I would discourage opening an expensive Bordeaux, Burgundy or Barolo if eating outdoors. And really, a more rustic wine is best with BBQ.
Here's a more specific suggestion-
Moric Neckenmarkt Blaufrankisch 2003
91 points from Robert Parker:

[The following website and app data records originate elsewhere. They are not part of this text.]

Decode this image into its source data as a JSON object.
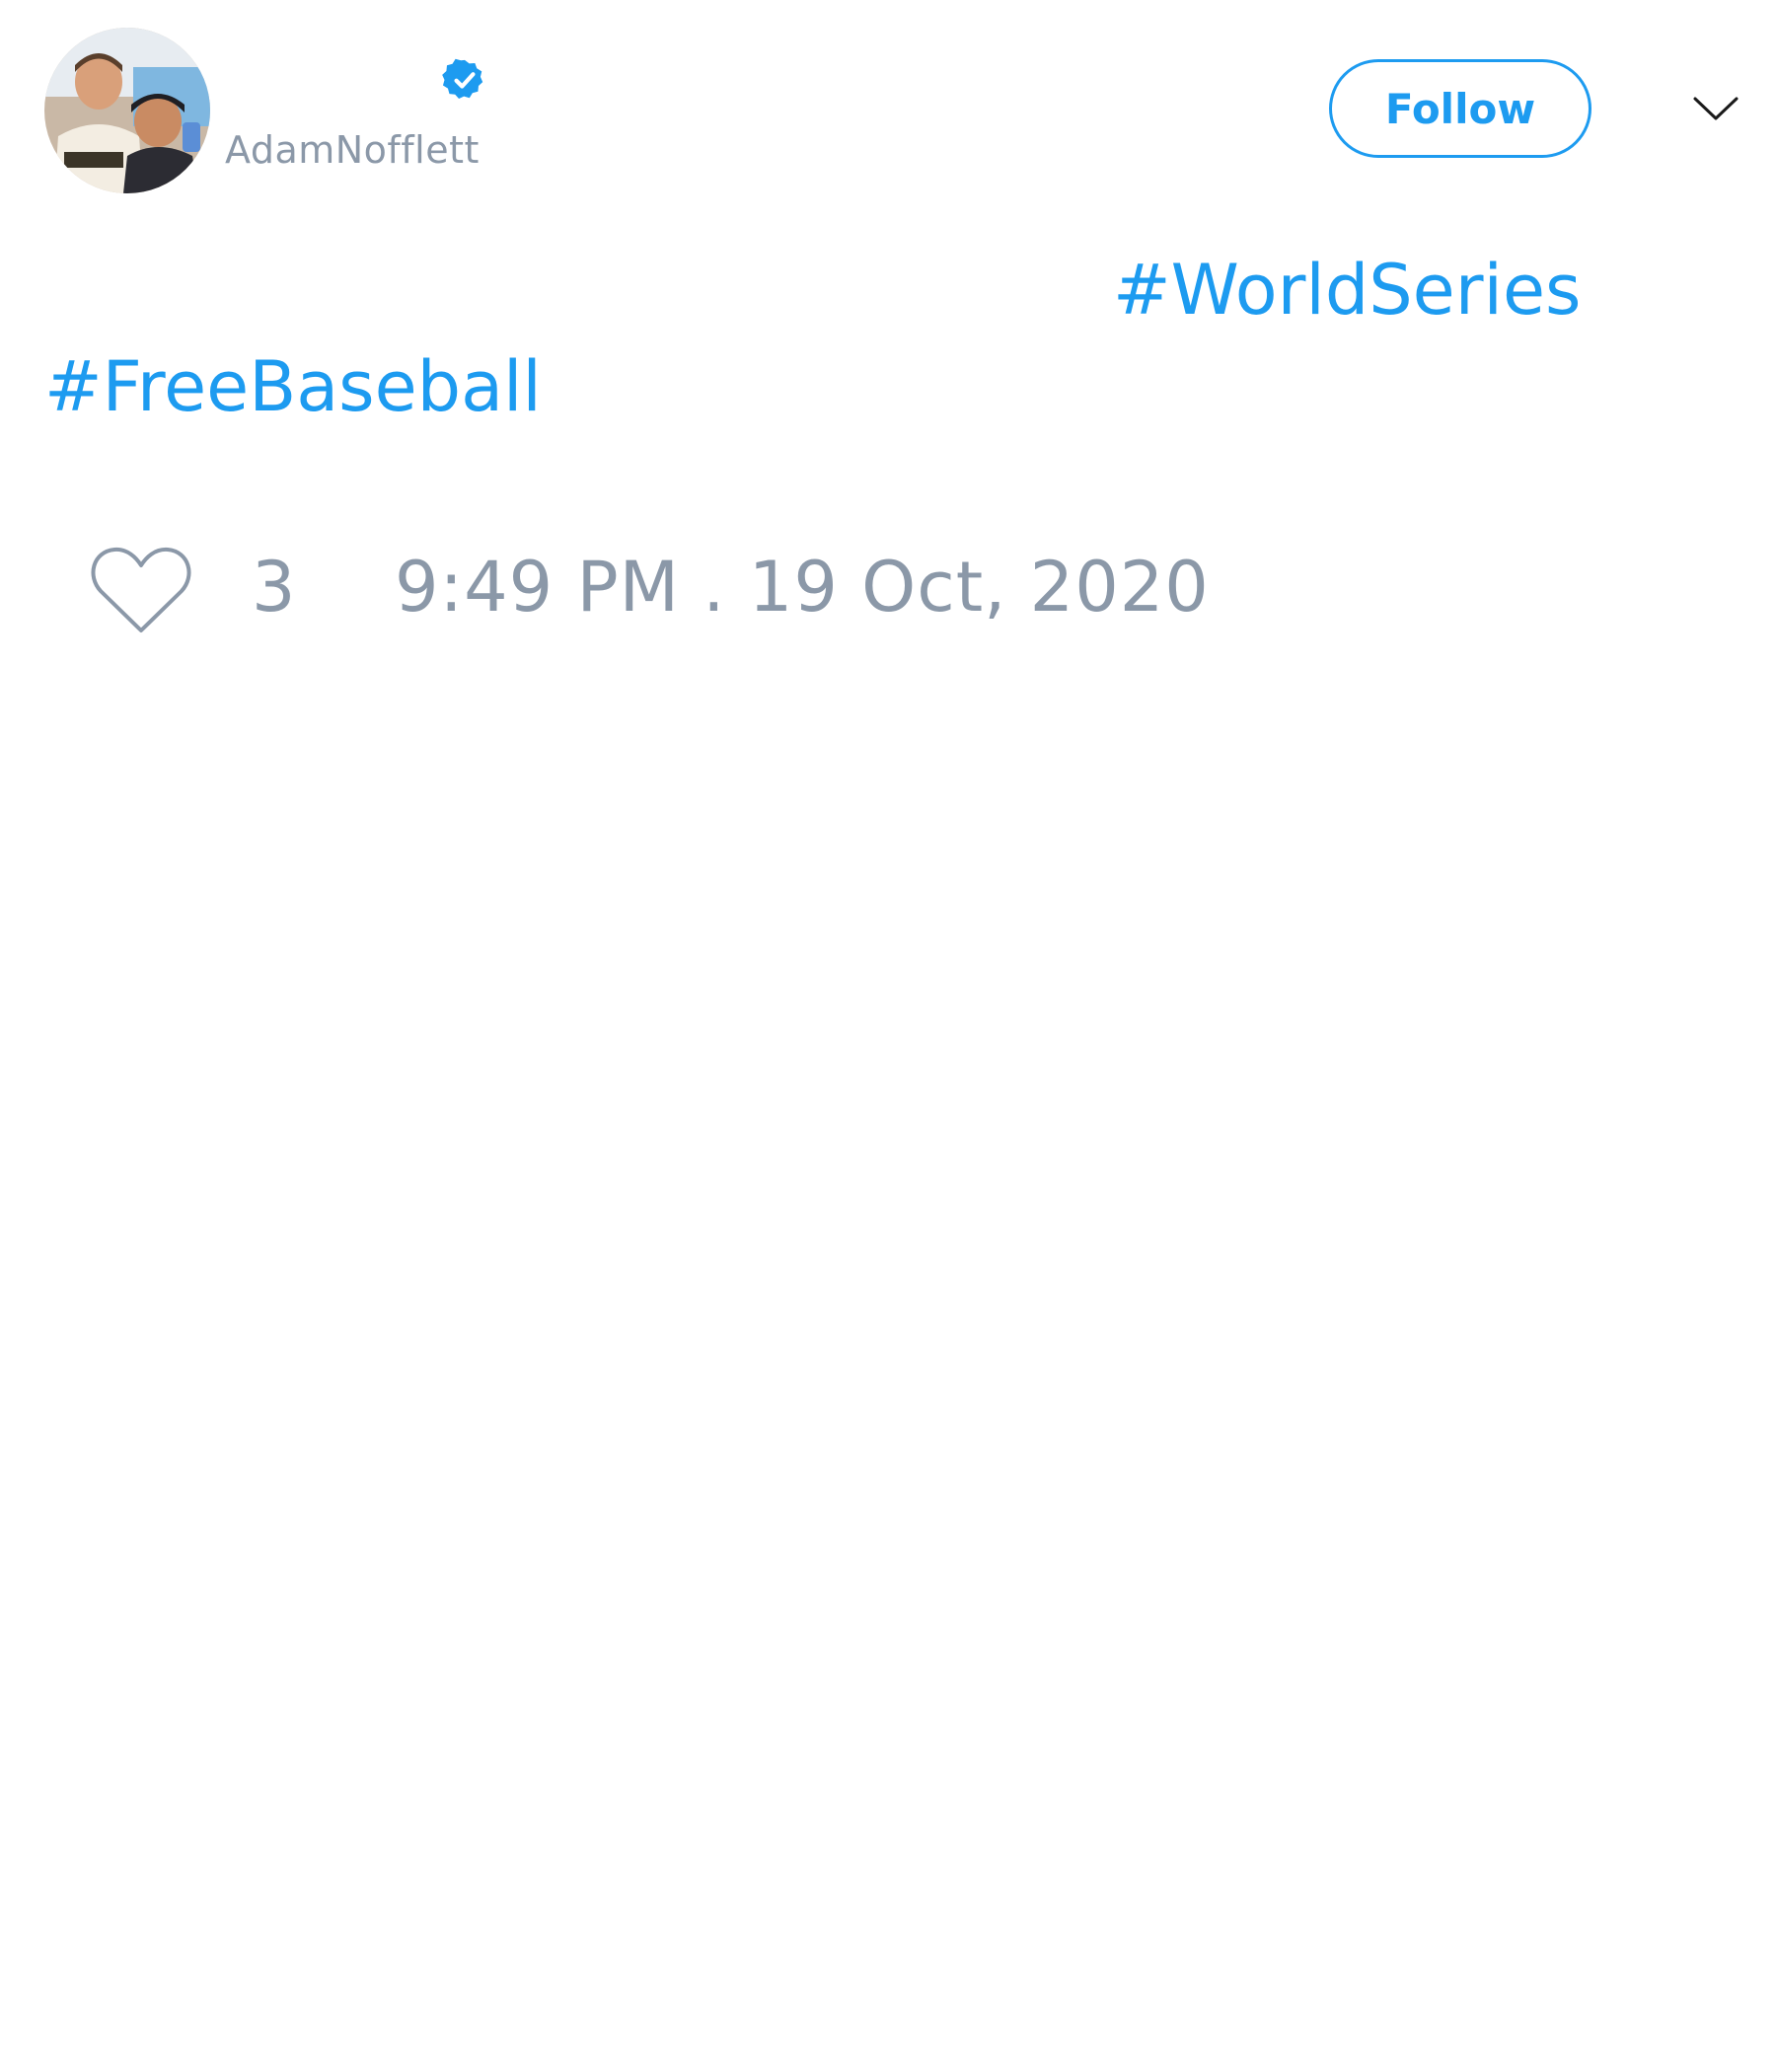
{
  "author": {
    "handle": "AdamNofflett",
    "verified": true,
    "avatar_description": "photo-avatar"
  },
  "header": {
    "follow_label": "Follow",
    "menu_icon": "chevron-down-icon"
  },
  "tweet": {
    "hashtags": [
      "#WorldSeries",
      "#FreeBaseball"
    ]
  },
  "footer": {
    "like_icon": "heart-outline-icon",
    "like_count": "3",
    "timestamp": "9:49 PM . 19 Oct, 2020"
  },
  "colors": {
    "accent": "#1d9bf0",
    "muted_text": "#8b98a8",
    "background": "#ffffff"
  }
}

"The self-styled village wine 2003 Blaufrankisch Neckenmarkter combines blackberry and cooked strawberry with brown spices and high-toned cherry pit and almond esters in the nose, then comes to the palate astonishingly juicy and crunchy for this torrid vintage, combining a creamy texture and leesy adjuncts with clear, pure black fruit and a chalky mineral finishing character. A 2003 Blaufrankisch Neckenmark Alte Reben was done in a higher percentage of new wood than Velich would normally want and was not really revealing its old vines depth for now. Rolland Velich is no longer working with his brother Heinz at the family estate in Apetlon, but is pursuing his own dream, working with old vines in the heart of “Blaufrankisch country” – Mittelburgenland, specifically Lutzmannsburg and Neckenmark. (Only his winery is located in Grosshoflein.) His are wines in a style you will not encounter anywhere else in Austria: Blaufrankisch vinified as if it were Grand Cru Burgundy, and from hillsides (including terraces) and pre-clonal vines the like of which you will not find being cultivated in most of Mittelburgenland. One sip is an Oz experience (and I don’t mean Aussie, mates!). From his dreams, to his vines, to his vinification, to his retro label, Velich is in a world of his own. He calls his project “Blaufrankisch Unplugged” (and Moric – the derivation of which I shall explain another time – is pronounced like “Moritz”)"